Choose activities that you enjoy and can do regularly. Fitting activity into a daily routine can be easy — such as taking a brisk 10 minute walk to and from the parking lot, bus stop, or subway station. Or, join an exercise class. Keep it interesting by trying something different on alternate days. Every little bit adds up and doing something is better than doing nothing.
Make sure to do at least 10 minutes of activity at a time, shorter bursts of activity will not have the same health benefits. For example, walking the dog for 10 minutes before and after work or adding a 10 minute walk at lunchtime can add to your weekly goal. Mix it up. Swim, take a yoga class, garden or lift weights. To be ready anytime, keep some comfortable clothes and a pair of walking or running shoes in the car and at the office.
More ways to increase physical activity.
Join a walking group in the neighborhood or at the local shopping mall. Recruit a partner for support and encouragement.
Push the baby in a stroller.
Get the whole family involved — enjoy an afternoon bike ride with your kids.
Walk up and down the soccer or softball field sidelines while watching the kids play.
Walk the dog — don’t just watch the dog walk.
Clean the house or wash the car.
Walk, skate, or cycle more, and drive less.
Do stretches, exercises, or pedal a stationary bike while watching television.
Mow the lawn with a push mower.
Plant and care for a vegetable or flower garden.
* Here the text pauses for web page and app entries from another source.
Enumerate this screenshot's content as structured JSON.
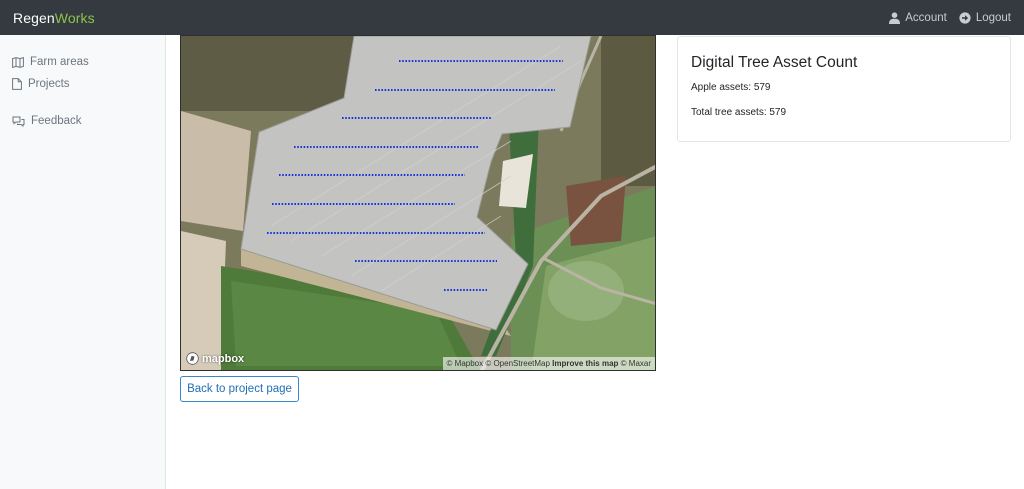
{
  "navbar": {
    "brand_part1": "Regen",
    "brand_part2": "Works",
    "account_label": "Account",
    "logout_label": "Logout"
  },
  "sidebar": {
    "items": [
      {
        "label": "Farm areas",
        "icon": "map-icon"
      },
      {
        "label": "Projects",
        "icon": "file-icon"
      },
      {
        "label": "Feedback",
        "icon": "comments-icon"
      }
    ]
  },
  "map": {
    "logo_text": "mapbox",
    "attribution": {
      "mapbox": "© Mapbox",
      "osm": "© OpenStreetMap",
      "improve": "Improve this map",
      "maxar": "© Maxar"
    },
    "tree_point_color": "#1a35e0"
  },
  "back_button_label": "Back to project page",
  "asset_card": {
    "title": "Digital Tree Asset Count",
    "apple_assets": "Apple assets: 579",
    "total_assets": "Total tree assets: 579"
  },
  "colors": {
    "navbar_bg": "#343a40",
    "brand_accent": "#8bc34a",
    "button_accent": "#1f6fb5"
  }
}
Play with the kids — tumble in the leaves, build a snowman, splash in a puddle, or dance to favorite music.
Helen: Did you hear about that guy who was struck by lightning?
Julia: You mean that man up in Maine?
Helen: That’s the one; the blind guy who could see again.
Julia: I read about him in the paper this week. He’d been blind for about eight or nine years.
Helen: Uhhuh. Wasn’t he also able to hear again after the lightning hit him?
Julia: Right. He didn’t have to wear a hearing aid anymore.
Helen: I think it was a miracle!
Julia: Me too!
Maine = State in the northeastern part of the United States.
Uh-huh = That’s right or I agree!
Right = Correct or I understand you!
Hearing aid = Device to help deaf or partially deaf persons hear.
Me too! = So do I! or I agree with you!
English Grammar Review.
“Prefix, Suffix, Affix” New Words in English!
What is an “Affix?”. An “Affix” is a letter or letters added to a root word to change it’s meaning. Prefix and suffix are terms used to further describe an affix. In other words “Affix” is a word used to describe both a “Prefix and Suffix”. A “Prefix” is placed before a word. A “Suffix” is placed after. New words are created from root words. Many words have both a “Prefix and Suffix”. There are many forms and specific reasons for adding letters to words. The main idea is to create other words with different definitions in English. Below are a just few examples. Check your dictionary for prefixes and suffixes to better understand this subject.
Common Prefix examples: dis-, ir-, un-, re-.
(Dis)agree is the opposite of “Agree”. It is defined as “Not”.
(Ir)responsible is the opposite of “Responsible”. It is defined as “Not”.
(Un)friendly is the opposite of :Friendly”. It is defined as “Not”.
(Re)turn means “Go back” or “Take back”. It is defined as “Again”.
Common Suffix examples: -ed, -ing, -ly, -es.
Cook(ed) The verb to cook. Use for adjectives and past tense verbs.
Runn(ing) The verb to run. Use for gerunds, adjectives and continuous tenses.
Quick(ly) Quickly is an adverb. Use for adverbs and adjectives.
Box(es) Box is a noun and verb. Use for plural nouns and actions.
While there are many affixes in English, the above prefixes and suffixes are regarded as the most common in the English language. The above list is incomplete. Refer to your grammar resource for further explanations. Have fun with the subject of “Affixes”.
This English grammar review comes from our website. This is an interesting subject and is worth taking another look at!